__Task objective__.
Scan the data that follows and count the lines with the string "icon"; answer with the count alone.

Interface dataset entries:
--- --- ---

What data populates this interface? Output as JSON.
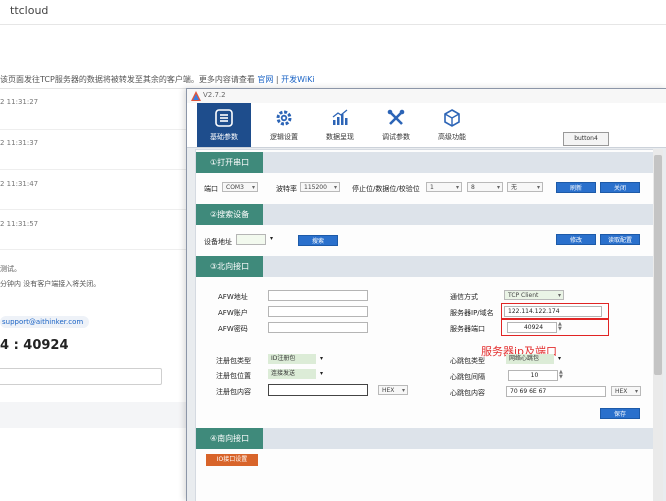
{
  "background_page": {
    "title": "ttcloud",
    "notice_prefix": "该页面发往TCP服务器的数据将被转发至其余的客户端。更多内容请查看",
    "notice_link1": "官网",
    "notice_sep": "|",
    "notice_link2": "开发WiKi",
    "log_times": [
      "2 11:31:27",
      "2 11:31:37",
      "2 11:31:47",
      "2 11:31:57"
    ],
    "msg1": "测试。",
    "msg2": "分钟内 没有客户端接入将关闭。",
    "email": "support@aithinker.com",
    "ip_port": "4 : 40924"
  },
  "window": {
    "title": "V2.7.2",
    "toolbar": {
      "tabs": [
        {
          "label": "基础参数",
          "icon": "list-icon"
        },
        {
          "label": "逻辑设置",
          "icon": "gear-icon"
        },
        {
          "label": "数据呈现",
          "icon": "chart-icon"
        },
        {
          "label": "调试参数",
          "icon": "tools-icon"
        },
        {
          "label": "高级功能",
          "icon": "hexagon-icon"
        }
      ],
      "button4": "button4"
    },
    "serial": {
      "header": "①打开串口",
      "port_label": "端口",
      "port_value": "COM3",
      "baud_label": "波特率",
      "baud_value": "115200",
      "bits_label": "停止位/数据位/校验位",
      "stop_value": "1",
      "data_value": "8",
      "parity_value": "无",
      "refresh_btn": "刷新",
      "close_btn": "关闭"
    },
    "search": {
      "header": "②搜索设备",
      "addr_label": "设备地址",
      "search_btn": "搜索",
      "modify_btn": "修改",
      "read_btn": "读取配置"
    },
    "north": {
      "header": "③北向接口",
      "afw_addr_label": "AFW地址",
      "afw_user_label": "AFW账户",
      "afw_pwd_label": "AFW密码",
      "protocol_label": "通信方式",
      "protocol_value": "TCP Client",
      "server_label": "服务器IP/域名",
      "server_value": "122.114.122.174",
      "port_label": "服务器端口",
      "port_value": "40924",
      "annotation": "服务器ip及端口",
      "reg_type_label": "注册包类型",
      "reg_type_value": "ID注册包",
      "reg_pos_label": "注册包位置",
      "reg_pos_value": "连接发送",
      "reg_content_label": "注册包内容",
      "hex1": "HEX",
      "hb_type_label": "心跳包类型",
      "hb_type_value": "网络心跳包",
      "hb_interval_label": "心跳包间隔",
      "hb_interval_value": "10",
      "hb_content_label": "心跳包内容",
      "hb_content_value": "70 69 6E 67",
      "hex2": "HEX",
      "save_btn": "保存"
    },
    "south": {
      "header": "④南向接口",
      "io_btn": "IO接口设置"
    }
  },
  "colors": {
    "accent": "#2a70cc",
    "section": "#3f8a7b",
    "toolbar_active": "#1e4d8c",
    "highlight": "#e12424"
  }
}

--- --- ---

__Solution to the exercise__.
5